THE PROBLEM
Reproduce every record below exactly as written, leaving out any pictures.

Dataset rows describing interfaces:
= Beginning of Section =

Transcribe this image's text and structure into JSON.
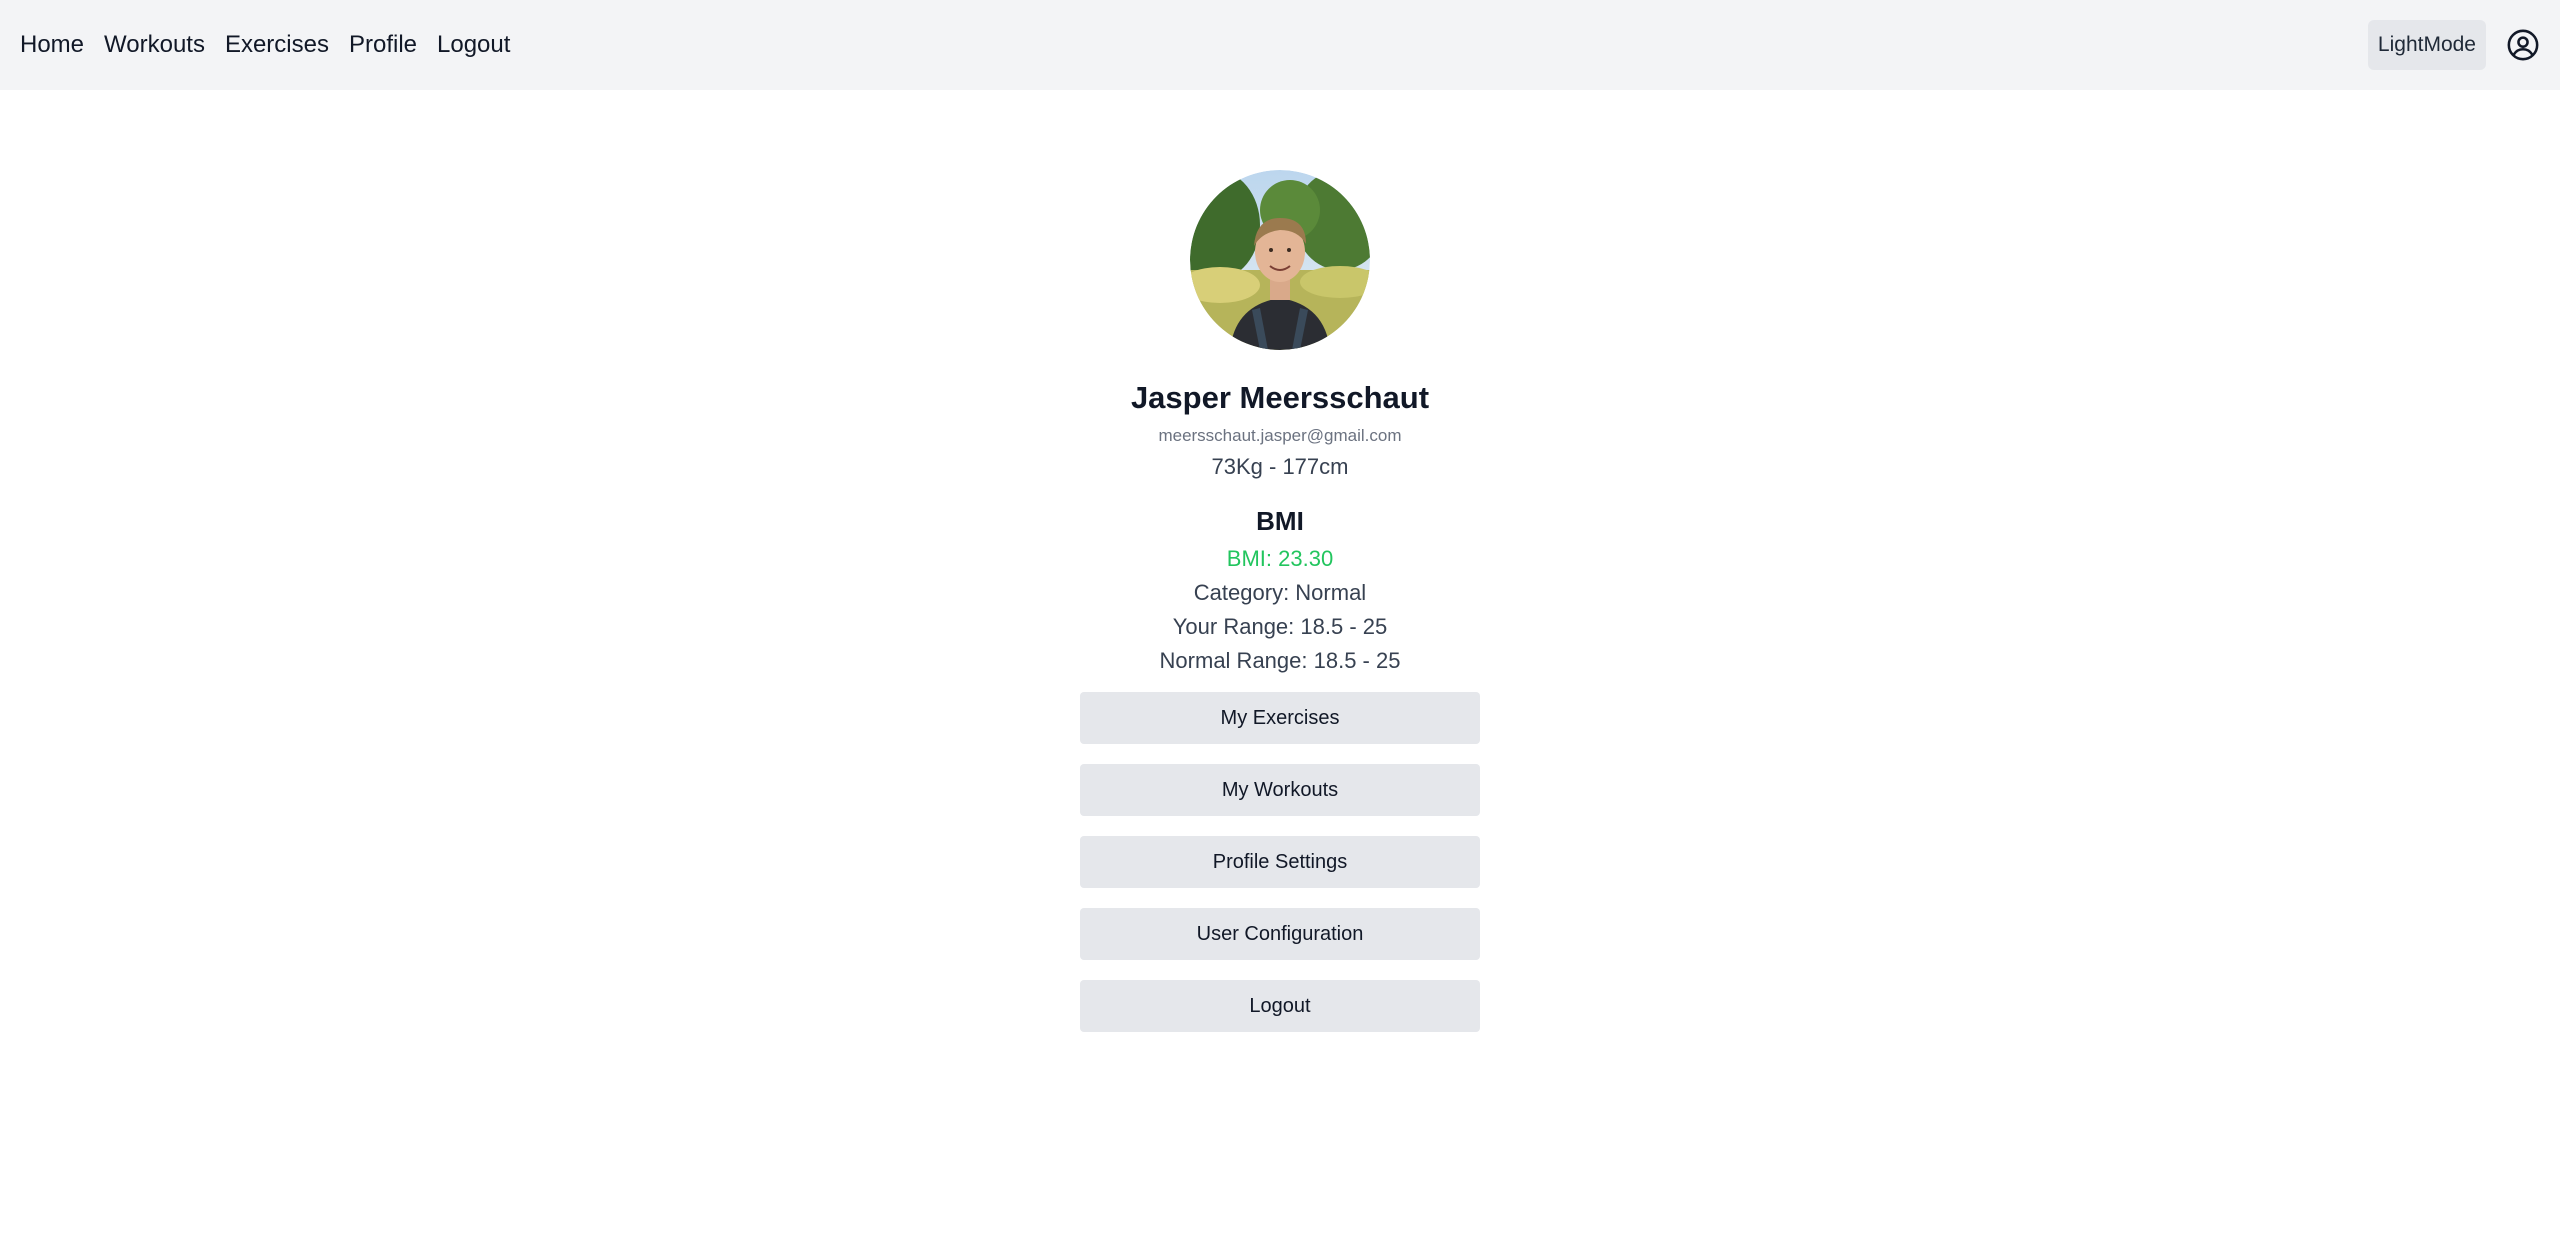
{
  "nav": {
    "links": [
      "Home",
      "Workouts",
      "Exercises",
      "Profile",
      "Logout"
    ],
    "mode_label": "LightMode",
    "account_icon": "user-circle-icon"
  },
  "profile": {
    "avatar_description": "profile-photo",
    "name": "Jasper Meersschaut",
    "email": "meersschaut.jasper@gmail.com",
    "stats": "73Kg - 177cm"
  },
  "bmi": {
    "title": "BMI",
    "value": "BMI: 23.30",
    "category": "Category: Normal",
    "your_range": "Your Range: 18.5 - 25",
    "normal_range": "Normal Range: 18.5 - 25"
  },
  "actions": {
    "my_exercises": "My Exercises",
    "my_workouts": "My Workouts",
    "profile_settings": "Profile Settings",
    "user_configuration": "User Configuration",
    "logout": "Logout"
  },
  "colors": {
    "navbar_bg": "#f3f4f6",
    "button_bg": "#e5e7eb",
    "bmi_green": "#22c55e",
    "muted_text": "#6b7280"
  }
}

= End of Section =

SOLUTION
Transcribe this image's text and structure into JSON.
{
  "nav": {
    "links": [
      "Home",
      "Workouts",
      "Exercises",
      "Profile",
      "Logout"
    ],
    "mode_label": "LightMode",
    "account_icon": "user-circle-icon"
  },
  "profile": {
    "avatar_description": "profile-photo",
    "name": "Jasper Meersschaut",
    "email": "meersschaut.jasper@gmail.com",
    "stats": "73Kg - 177cm"
  },
  "bmi": {
    "title": "BMI",
    "value": "BMI: 23.30",
    "category": "Category: Normal",
    "your_range": "Your Range: 18.5 - 25",
    "normal_range": "Normal Range: 18.5 - 25"
  },
  "actions": {
    "my_exercises": "My Exercises",
    "my_workouts": "My Workouts",
    "profile_settings": "Profile Settings",
    "user_configuration": "User Configuration",
    "logout": "Logout"
  },
  "colors": {
    "navbar_bg": "#f3f4f6",
    "button_bg": "#e5e7eb",
    "bmi_green": "#22c55e",
    "muted_text": "#6b7280"
  }
}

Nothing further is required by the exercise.